It should be routine by now, but it remains slightly astonishing: one slight CD, weighing just ounces, contains eight and a half years of original news materials from the daily edition of The Jerusalem Post. (Information accompanying the CD indicates that it includes the newspaper's text between 1990 and June 1997; but a close look reveals that it actually starts on January 2, 1989). The result is an immensely useful compilation of Post stories covering not just Israel, but the whole of the Middle East and much Jewish history and culture.
As with other CDs, the utility lies in easy access to vast amounts of information; but the fascination lies in the search function, which allows the user to enter any number of key words and pull up exactly those articles that make mention of those words. Hundreds of entries appear whether he be reading up on Maimonides, Moshe Arens, or Mu'ammar al-Qadhdhafi, on Baghdad, Berlin, or Boston. Researchers wanting to brush up on George Bush's notorious "one lonely little guy" statement need only type in those words and seven references pop up. A reliable day-by-day account of the peace process is no less easily produced.

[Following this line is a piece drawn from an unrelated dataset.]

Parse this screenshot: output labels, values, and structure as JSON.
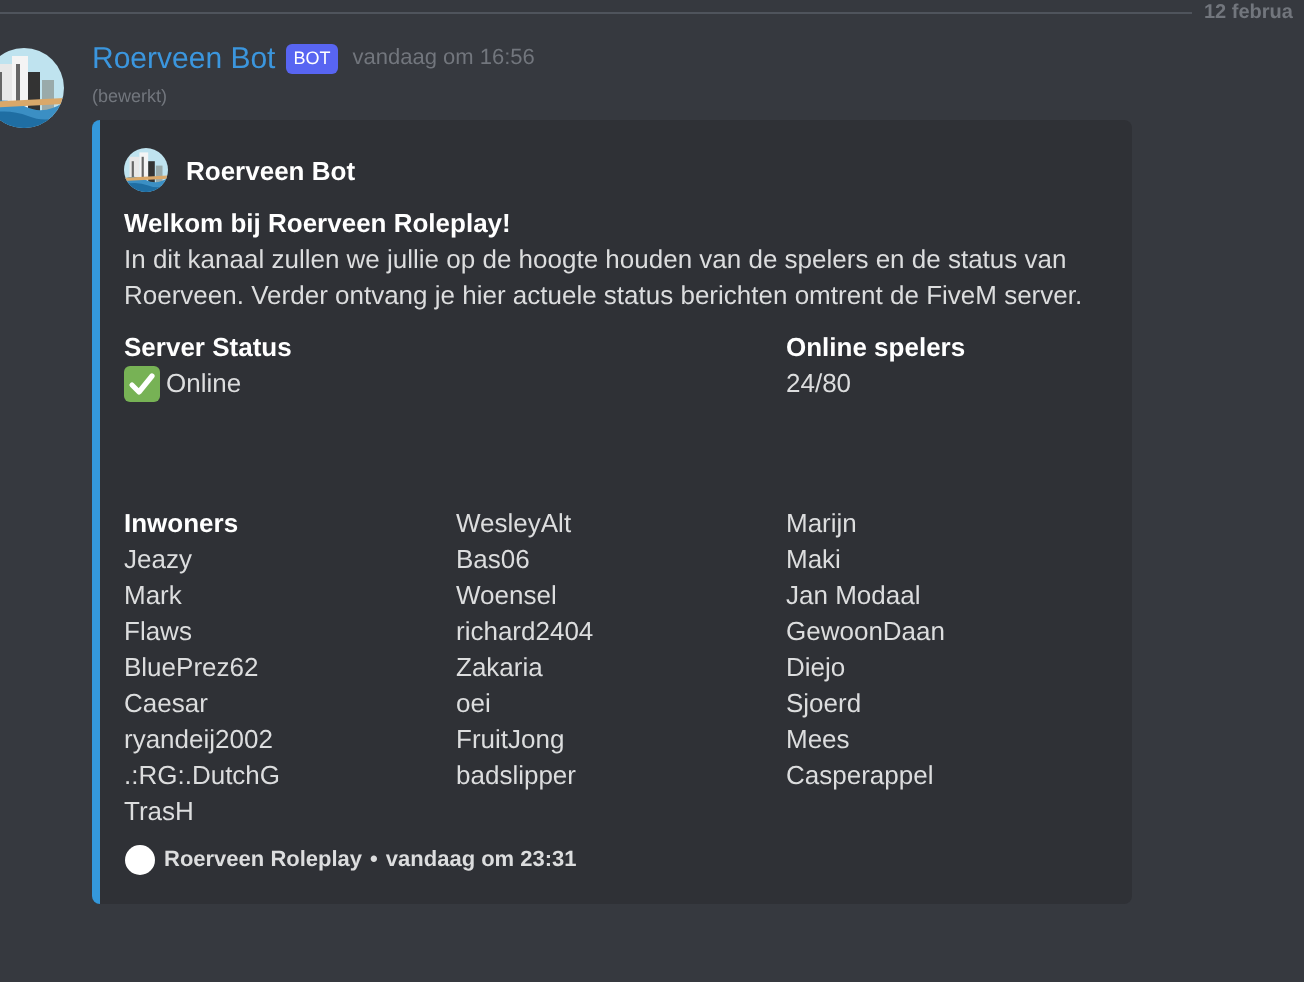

Favorite writers for the newspaper turn up instantaneously. Research has never been easy; standards should rise accordingly.